GEOSCAN Search Results: Fastlink


TitleVolcanology and geochemistry of the Monsabrais area, Blake River Group, Abitibi Greenstone Belt, Quebec: implications for volcanogenic massive sulphide exploration
AuthorRoss, P -S; Goutier, J; McNicoll, V J; Dubé, B
SourceGeological Survey of Canada, Current Research (Online) no. 2008-1, 2008, 18 pages, (Open Access)
PublisherNatural Resources Canada
Mediaon-line; digital
File formatpdf (Adobe Acrobat Reader)
NTS32D/03NW; 32D/06SW
AreaMonsabrais; Lake Monsabrais; Lake Duparquet; 13

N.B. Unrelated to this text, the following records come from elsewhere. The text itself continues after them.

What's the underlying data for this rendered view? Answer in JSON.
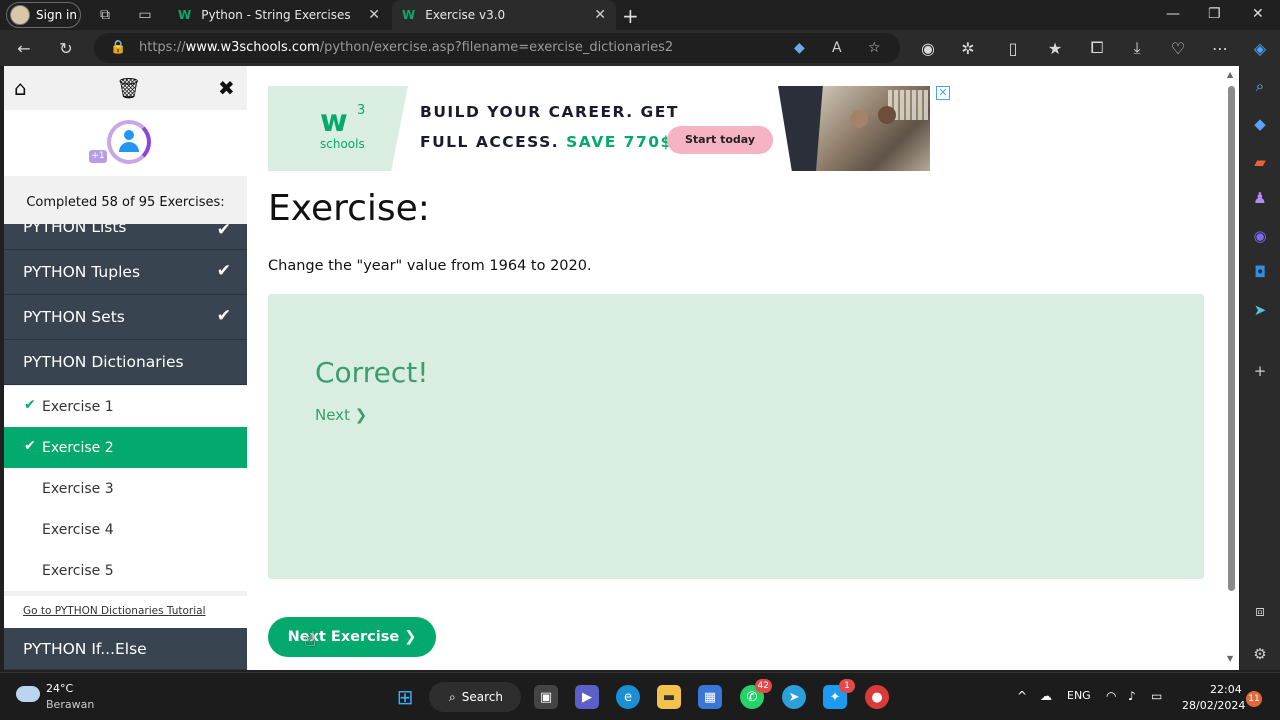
{
  "browser": {
    "signin_label": "Sign in",
    "tabs": [
      {
        "title": "Python - String Exercises",
        "icon": "w3schools-icon"
      },
      {
        "title": "Exercise v3.0",
        "icon": "w3schools-icon"
      }
    ],
    "url_prefix": "https://",
    "url_domain": "www.w3schools.com",
    "url_path": "/python/exercise.asp?filename=exercise_dictionaries2"
  },
  "sidebar": {
    "completed_text": "Completed 58 of 95 Exercises:",
    "plus_badge": "+1",
    "categories": [
      {
        "label": "PYTHON Lists",
        "done": true
      },
      {
        "label": "PYTHON Tuples",
        "done": true
      },
      {
        "label": "PYTHON Sets",
        "done": true
      },
      {
        "label": "PYTHON Dictionaries",
        "done": false
      }
    ],
    "exercises": [
      {
        "label": "Exercise 1",
        "done": true,
        "active": false
      },
      {
        "label": "Exercise 2",
        "done": true,
        "active": true
      },
      {
        "label": "Exercise 3",
        "done": false,
        "active": false
      },
      {
        "label": "Exercise 4",
        "done": false,
        "active": false
      },
      {
        "label": "Exercise 5",
        "done": false,
        "active": false
      }
    ],
    "tutorial_link": "Go to PYTHON Dictionaries Tutorial",
    "next_category": "PYTHON If...Else"
  },
  "ad": {
    "logo_w": "w",
    "logo_sup": "3",
    "logo_text": "schools",
    "line1": "BUILD YOUR CAREER. GET",
    "line2_a": "FULL ACCESS.",
    "line2_b": "SAVE 770$",
    "button": "Start today",
    "close": "✕"
  },
  "main": {
    "title": "Exercise:",
    "description": "Change the \"year\" value from 1964 to 2020.",
    "result_title": "Correct!",
    "next_link": "Next ❯",
    "next_button": "Next Exercise ❯"
  },
  "taskbar": {
    "temp": "24°C",
    "weather": "Berawan",
    "search": "Search",
    "whatsapp_badge": "42",
    "twitter_badge": "1",
    "lang": "ENG",
    "time": "22:04",
    "date": "28/02/2024",
    "notifications": "11"
  },
  "colors": {
    "accent": "#04aa6d",
    "sidebar_dark": "#384450",
    "result_bg": "#d9eee1"
  }
}
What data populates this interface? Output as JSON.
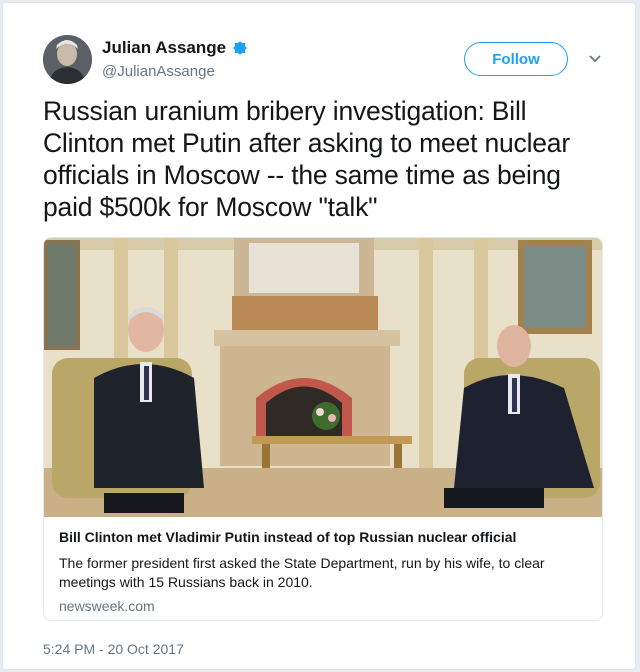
{
  "author": {
    "name": "Julian Assange",
    "handle": "@JulianAssange",
    "verified_icon": "verified-badge-icon",
    "avatar_icon": "profile-avatar"
  },
  "actions": {
    "follow_label": "Follow",
    "menu_icon": "chevron-down-icon"
  },
  "tweet": {
    "text": "Russian uranium bribery investigation: Bill Clinton met Putin after asking to meet nuclear officials in Moscow -- the same time as being paid $500k for Moscow \"talk\"",
    "timestamp": "5:24 PM - 20 Oct 2017"
  },
  "card": {
    "title": "Bill Clinton met Vladimir Putin instead of top Russian nuclear official",
    "description": "The former president first asked the State Department, run by his wife, to clear meetings with 15 Russians back in 2010.",
    "domain": "newsweek.com"
  },
  "colors": {
    "accent": "#1da1f2",
    "text": "#14171a",
    "muted": "#657786",
    "border": "#e1e8ed"
  }
}
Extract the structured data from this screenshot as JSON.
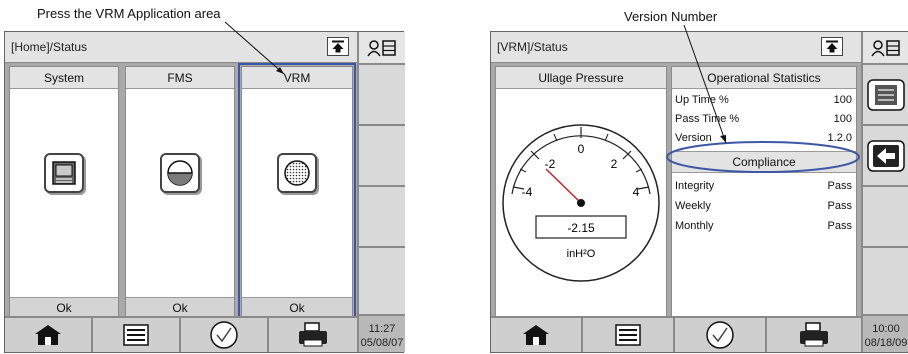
{
  "callouts": {
    "left": "Press the VRM Application area",
    "right": "Version Number"
  },
  "left_screen": {
    "breadcrumb": "[Home]/Status",
    "clock": {
      "time": "11:27",
      "date": "05/08/07"
    },
    "apps": [
      {
        "title": "System",
        "status": "Ok",
        "icon": "console-icon"
      },
      {
        "title": "FMS",
        "status": "Ok",
        "icon": "tank-level-icon"
      },
      {
        "title": "VRM",
        "status": "Ok",
        "icon": "vrm-sensor-icon"
      }
    ]
  },
  "right_screen": {
    "breadcrumb": "[VRM]/Status",
    "clock": {
      "time": "10:00",
      "date": "08/18/09"
    },
    "gauge": {
      "title": "Ullage Pressure",
      "ticks": [
        "-4",
        "-2",
        "0",
        "2",
        "4"
      ],
      "value": "-2.15",
      "unit": "inH²O"
    },
    "stats": {
      "title": "Operational Statistics",
      "rows": [
        {
          "label": "Up Time %",
          "value": "100"
        },
        {
          "label": "Pass Time %",
          "value": "100"
        },
        {
          "label": "Version",
          "value": "1.2.0"
        }
      ]
    },
    "compliance": {
      "title": "Compliance",
      "rows": [
        {
          "label": "Integrity",
          "value": "Pass"
        },
        {
          "label": "Weekly",
          "value": "Pass"
        },
        {
          "label": "Monthly",
          "value": "Pass"
        }
      ]
    }
  },
  "colors": {
    "highlight": "#3d57a5",
    "screen_bg": "#a9a9a9",
    "header_bg": "#e3e3e3"
  }
}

Lat/Long WENS-79.5000 -79.2500 48.4167 48.2000
Subjects23; economic geology; geochemistry; mineral deposits; mineral occurrences; mineral exploration; mineralization; volcanogenic deposits; sulphides; sulphide deposits; base metals; base metal deposits; igneous rocks; plutonic rocks; volcanic rocks; volcaniclastics; andesites; tuffs; lithofacies; Archean; Blake River Group; Abitibi Greenstone Belt; Monsabrais Pluton; Precambrian
Illustrationssketch maps; plots; graphs; photographs; photomicrographs
ProgramTargeted Geoscience Initiative (TGI-3), 2005-2010
ProgramNSERC Natural Sciences and Engineering Research Council of Canada
Released2008 03 01
AbstractThe ca. 2.70 Ga Blake River Group in the southern Abitibi Greenstone Belt (Quebec and Ontario) hosts numerous volcanogenic massive sulphide deposits. The peripheral areas of this group contain a greater proportion of volcaniclastic rocks than the traditional 'central camp', and also host some of the largest volcanogenic massive sulphide mines, including LaRonde-Penna and Bouchard-Hébert.
These represent deposits formed in part by subseafl oor replacement in permeable fragmental rocks. Many peripheral sectors of the Blake River Group have been less intensely explored, yet hold potential for volcanogenic massive sulphide mineralization, especially if volcanic centres can be identifi ed. Two basemetal deposits, Magusi River and Fabie Bay, are found just south of the Monsabrais area. Both are partly hosted by andesitic fragmental rocks. In this report, the authors examine the lithofacies and geochemistry of the Monsabrais area, interpreted as a distinct volcanic centre. It includes a synvolcanic intrusion, the Monsabrais Pluton, newly dated at 2696.2 ± 0.9 Ma. The Monsabrais volcaniclastic rocks - many of which lack bedding or grading and are intimately intermixed with coherent subaqueous lava fl ows - are dominantly interpreted as hyaloclastite. Observations supporting this interpretation also include the monomictic character of many facies, jigsaw-fi t textures, curviplanar clast outlines, and gradations into massive lava. Pyroclastic fl ow deposits do not represent a signifi cant volume in the Monsabrais area. This has implications for the recently proposed Blake River Group megacaldera model, which relies in part on a semicontinuous belt of 'ignimbrites' (pyroclastic fl ow deposits) to trace the caldera margin.